_WORK INSTRUCTION_
All of the records should come back exactly as written.

---------- PROVIDED RECORDS ----------

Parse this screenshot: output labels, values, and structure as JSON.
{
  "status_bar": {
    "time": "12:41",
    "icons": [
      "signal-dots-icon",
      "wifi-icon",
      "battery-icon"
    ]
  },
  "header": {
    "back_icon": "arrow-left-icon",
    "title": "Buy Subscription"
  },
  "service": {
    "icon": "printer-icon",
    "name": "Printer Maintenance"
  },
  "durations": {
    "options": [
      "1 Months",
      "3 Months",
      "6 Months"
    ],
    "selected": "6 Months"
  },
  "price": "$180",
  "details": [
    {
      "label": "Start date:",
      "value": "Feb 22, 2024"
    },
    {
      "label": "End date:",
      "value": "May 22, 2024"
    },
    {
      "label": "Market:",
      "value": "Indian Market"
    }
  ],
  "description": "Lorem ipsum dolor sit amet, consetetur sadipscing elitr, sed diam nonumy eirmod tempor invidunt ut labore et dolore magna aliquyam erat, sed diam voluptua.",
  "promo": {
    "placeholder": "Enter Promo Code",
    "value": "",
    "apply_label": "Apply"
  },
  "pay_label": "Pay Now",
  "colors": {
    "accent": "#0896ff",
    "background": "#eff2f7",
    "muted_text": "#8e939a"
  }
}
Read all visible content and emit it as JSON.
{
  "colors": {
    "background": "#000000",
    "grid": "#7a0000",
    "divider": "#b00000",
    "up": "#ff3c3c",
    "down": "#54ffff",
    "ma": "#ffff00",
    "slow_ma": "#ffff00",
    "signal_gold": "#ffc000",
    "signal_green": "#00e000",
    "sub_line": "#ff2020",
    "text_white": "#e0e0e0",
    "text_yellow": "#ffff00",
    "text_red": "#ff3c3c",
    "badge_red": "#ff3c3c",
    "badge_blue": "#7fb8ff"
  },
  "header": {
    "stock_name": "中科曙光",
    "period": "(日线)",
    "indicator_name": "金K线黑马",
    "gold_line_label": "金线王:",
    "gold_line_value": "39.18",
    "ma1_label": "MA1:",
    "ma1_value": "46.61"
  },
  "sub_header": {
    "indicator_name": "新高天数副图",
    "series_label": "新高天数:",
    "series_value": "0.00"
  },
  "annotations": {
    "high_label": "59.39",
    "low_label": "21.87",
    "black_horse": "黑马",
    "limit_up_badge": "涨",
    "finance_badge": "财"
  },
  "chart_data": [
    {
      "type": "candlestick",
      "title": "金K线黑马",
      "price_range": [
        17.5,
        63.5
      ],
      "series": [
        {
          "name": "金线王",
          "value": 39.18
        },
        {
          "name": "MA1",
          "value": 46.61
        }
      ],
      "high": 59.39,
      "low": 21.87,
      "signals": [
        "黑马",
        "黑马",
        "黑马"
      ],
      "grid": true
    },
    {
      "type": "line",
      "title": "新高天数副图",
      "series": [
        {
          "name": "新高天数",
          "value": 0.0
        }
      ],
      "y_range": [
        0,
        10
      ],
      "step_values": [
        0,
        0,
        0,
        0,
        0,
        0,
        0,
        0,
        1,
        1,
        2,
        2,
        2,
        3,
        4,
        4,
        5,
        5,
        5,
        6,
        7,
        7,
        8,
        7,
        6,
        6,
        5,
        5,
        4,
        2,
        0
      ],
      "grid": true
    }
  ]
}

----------

_REPLY_
Parse this screenshot: output labels, values, and structure as JSON.
{
  "status_bar": {
    "time": "12:41",
    "icons": [
      "signal-dots-icon",
      "wifi-icon",
      "battery-icon"
    ]
  },
  "header": {
    "back_icon": "arrow-left-icon",
    "title": "Buy Subscription"
  },
  "service": {
    "icon": "printer-icon",
    "name": "Printer Maintenance"
  },
  "durations": {
    "options": [
      "1 Months",
      "3 Months",
      "6 Months"
    ],
    "selected": "6 Months"
  },
  "price": "$180",
  "details": [
    {
      "label": "Start date:",
      "value": "Feb 22, 2024"
    },
    {
      "label": "End date:",
      "value": "May 22, 2024"
    },
    {
      "label": "Market:",
      "value": "Indian Market"
    }
  ],
  "description": "Lorem ipsum dolor sit amet, consetetur sadipscing elitr, sed diam nonumy eirmod tempor invidunt ut labore et dolore magna aliquyam erat, sed diam voluptua.",
  "promo": {
    "placeholder": "Enter Promo Code",
    "value": "",
    "apply_label": "Apply"
  },
  "pay_label": "Pay Now",
  "colors": {
    "accent": "#0896ff",
    "background": "#eff2f7",
    "muted_text": "#8e939a"
  }
}
Read all visible content and emit it as JSON.
{
  "colors": {
    "background": "#000000",
    "grid": "#7a0000",
    "divider": "#b00000",
    "up": "#ff3c3c",
    "down": "#54ffff",
    "ma": "#ffff00",
    "slow_ma": "#ffff00",
    "signal_gold": "#ffc000",
    "signal_green": "#00e000",
    "sub_line": "#ff2020",
    "text_white": "#e0e0e0",
    "text_yellow": "#ffff00",
    "text_red": "#ff3c3c",
    "badge_red": "#ff3c3c",
    "badge_blue": "#7fb8ff"
  },
  "header": {
    "stock_name": "中科曙光",
    "period": "(日线)",
    "indicator_name": "金K线黑马",
    "gold_line_label": "金线王:",
    "gold_line_value": "39.18",
    "ma1_label": "MA1:",
    "ma1_value": "46.61"
  },
  "sub_header": {
    "indicator_name": "新高天数副图",
    "series_label": "新高天数:",
    "series_value": "0.00"
  },
  "annotations": {
    "high_label": "59.39",
    "low_label": "21.87",
    "black_horse": "黑马",
    "limit_up_badge": "涨",
    "finance_badge": "财"
  },
  "chart_data": [
    {
      "type": "candlestick",
      "title": "金K线黑马",
      "price_range": [
        17.5,
        63.5
      ],
      "series": [
        {
          "name": "金线王",
          "value": 39.18
        },
        {
          "name": "MA1",
          "value": 46.61
        }
      ],
      "high": 59.39,
      "low": 21.87,
      "signals": [
        "黑马",
        "黑马",
        "黑马"
      ],
      "grid": true
    },
    {
      "type": "line",
      "title": "新高天数副图",
      "series": [
        {
          "name": "新高天数",
          "value": 0.0
        }
      ],
      "y_range": [
        0,
        10
      ],
      "step_values": [
        0,
        0,
        0,
        0,
        0,
        0,
        0,
        0,
        1,
        1,
        2,
        2,
        2,
        3,
        4,
        4,
        5,
        5,
        5,
        6,
        7,
        7,
        8,
        7,
        6,
        6,
        5,
        5,
        4,
        2,
        0
      ],
      "grid": true
    }
  ]
}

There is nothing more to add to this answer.